- How much revenue does Scotland generate?
- How can Scotland afford free university?
- Where does Scottish taxpayers money go?
- Does Scotland have a strong economy?
- Will hs2 benefit Scotland?
- Is Scotland funded by England?
- Does Scotland pay for hs2?
- Can Scotland become independent?
- Does Scotland supply England with water?
- Who owns the North Sea oil?
- What is the richest country in the UK?
- How much oil is left in the North Sea?
- How much revenue does Scotland generate for the UK?
How much revenue does Scotland generate?
Scotland’s estimated non-North Sea revenue in 2018-19 was £61.3 billion.
As a percentage of GDP , non-North Sea revenues increased to 37.2%.
Non-North Sea revenue grew by 5.1% in 2018-19..
How can Scotland afford free university?
College in Scotland became completely free. Students were eligible for government support to pay living expenses, too, through grants and loans adding up to £7,250, or about $11,200, per year for students from the poorest families.
Where does Scottish taxpayers money go?
£20.0bn is spent in and for Scotland, largely on Social Protection, but also Transport, Research Grants, Tax Credits etc. £2.9bn is spent for Scotland on things like DWP, HMRC, the BBC and Nuclear decommissioning costs which also involve spending in Scotland.
Does Scotland have a strong economy?
Scotland is one of the strongest economies in the world – with advantages and resources few nations can match. We are absolutely committed to building a more competitive, more sustainable and fairer economy. Since 2007, we have taken real action to support businesses, create jobs and build a more equal country.
Will hs2 benefit Scotland?
HS2 will re-balance the country HS2 will benefit the Scottish economy by over £5bn. HS2 will help Scotland compete in the 21st century. It will help build a fairer, more balanced Britain. It will join up the economic powerhouses of Glasgow and Edinburgh with fast, reliable train travel to other big cities in the UK.
Is Scotland funded by England?
The Scottish Government is partly funded by the UK government block grant, and partly self-funded through raising revenue from devolved taxes and borrowing. … Alongside this, the Scottish Government retains all revenues from devolved taxes and sets borrowing levels within agreed limits.
Does Scotland pay for hs2?
How much of the HS2 rail link budget is paid for by Scotland. The Scottish Government has not contributed any funds to the HS2 rail link budget; this is wholly funded by the UK Government.
Can Scotland become independent?
Does Scotland supply England with water?
Scotland lends itself to water collection – rerouting water to England would cost less than HS2. … By 2040, Britain is forecasted to be regularly enduring summers hotter than the 2003 heatwave, which Sir Bevan said will leave the country with 50-80 per cent less water in some rivers.
Who owns the North Sea oil?
The British and Norwegian sectors hold most of the large oil reserves.
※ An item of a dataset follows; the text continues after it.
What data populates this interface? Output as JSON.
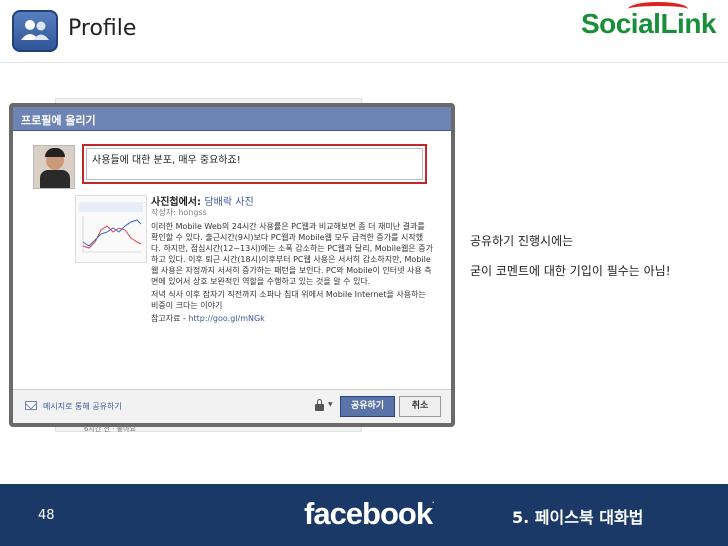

It is estimated that the Norwegian sector alone contains 54% of the sea’s oil reserves and 45% of its gas reserves. More than half of the North Sea oil reserves have been extracted, according to official sources in both Norway and the UK.
What is the richest country in the UK?
ListRankNameGVA per capita 20161England ∟ London ∟ South East ∟ East of England ∟ South West ∟ North West ∟ West Midlands ∟ East Midlands ∟ Yorkshire and the Humber ∟ North East£27,100 £46,500 £28,700 £24,000 £23,100 £23,100 £21,800 £21,200 £20,700 £19,2002Scotland£24,8003Northern Ireland£20,0004Wales£19,1002 more rows
How much oil is left in the North Sea?
In 2014 it was widely reported that 42 billion barrels of oil equivalent (boe) had been taken from the North Sea since production began in the sixties, and a potential 24 billion boe could remain – equivalent to 35 years’ worth of production.
How much revenue does Scotland generate for the UK?
Tax revenue generated in Scotland amounts to about £62 billion, including North Sea oil revenue, but benefits from about £75 billion in public spending. That means we get out around £13 billion more than we put in.